Inventory Management in Challenging Times

inventory management illustration feature

The strategy behind inventory management in ecommerce and retail, difficult in the best of times, has gotten even trickier as inflation continues to dog the economy in the latter stages of Q2, supply chain issues linger and costs rise.

Between materials and labor for manufacturers, supply chain and delivery and inventory carrying or storage, the cost of goods continues to skyrocket. Consumers meantime are growing extremely price sensitive, dealing with sticker shock on everyday goods like gasoline and groceries and resetting household budget priorities accordingly. While spending increased in April, it happened at the expense of savings rates, never a good sign.

Many companies have found themselves with tons of excess inventory, as concerns over when goods would arrive from overseas led to a “just in case” vs. “just in time” approach to managing stocks. Just look at Target and Walmart as two recent examples of inventory being a factor dragging down profit, and Wall Street has no patience.

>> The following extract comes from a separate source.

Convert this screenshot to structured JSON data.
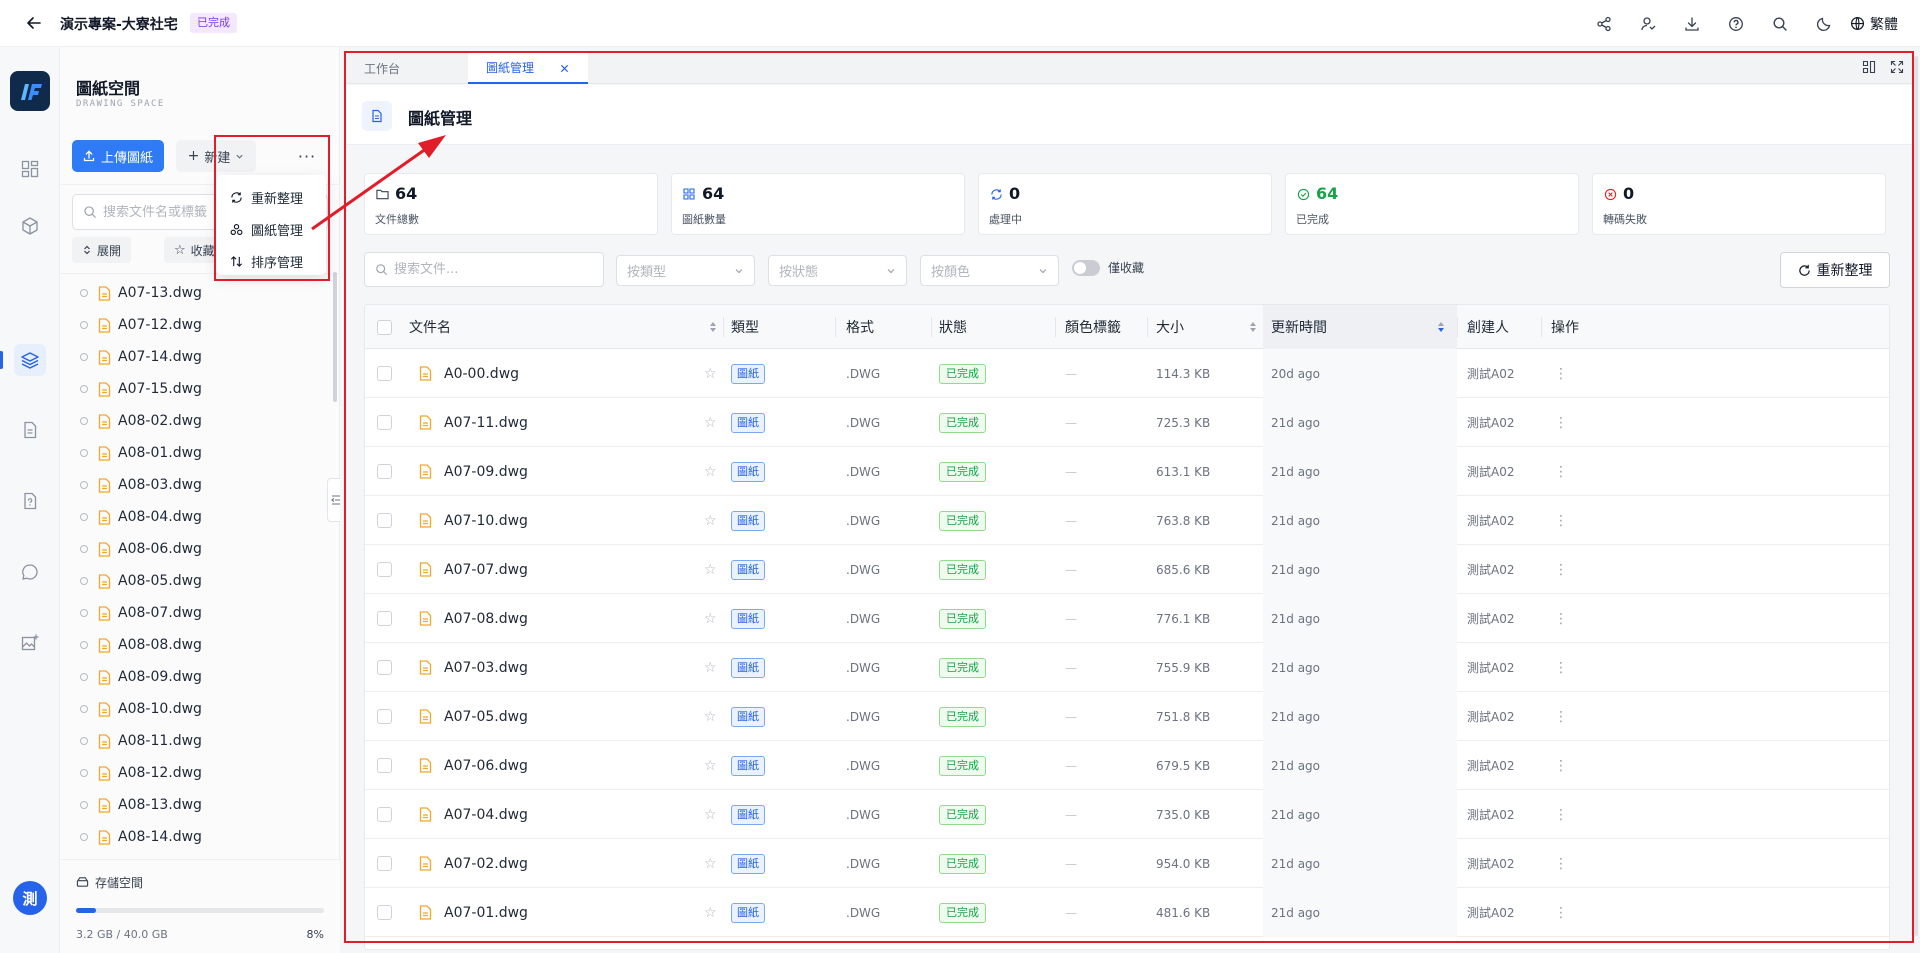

At the same time, those inflationary pressures on consumers have crimped sales in many instances. Companies as a result have been running promotions to move excess inventory, either left over from Q4 or a season that passed, or it was just overbought. Those markdowns are hitting the bottom line, while the cost of inbound orders behind it continue to grow.

If you have leftover inventory that can be held for upcoming 2022 demand periods, Q4 and otherwise, and it isn’t expired for one reason or another, consider yourself fortunate. This helps you avoid the risk of higher costs from overseas suppliers, even if it means increased carrying costs in the meantime. And storage space is at a great premium, so forecast those costs becomes a critical element as well.

Until the bigger picture begins to brighten, finding every avenue of cost savings and efficiency is the order of the day in inventory management. For instance, communication and synchronization between OMS, WMS and ERP becomes invaluable, to determine in near real time if a FIFO or LIFO protocol is called for in a particular product category. Business intelligence tools for analysis and reporting on order status and allocation for visibility into available/on-hand inventory is also crucial.

Sampling inventory as it comes it is another best practice. Were the inbound orders packaged correctly? Do they meet minimum/maximum and cube limits, or are they too big or too wide, too small or too heavy to be handled by conveyance and automation? Was the label applied correctly? Is it ecommerce or wholesale ready? All these elements can slow down outbound fulfillment, adding to costs, and need to be communicated to suppliers.

In the end, it’s all about being flexible in terms of your purchasing and where and what you sell. As the macro environment continues to be challenging and consumer behavior is shifting, being able to position inventory as close to them as possible is the ideal state.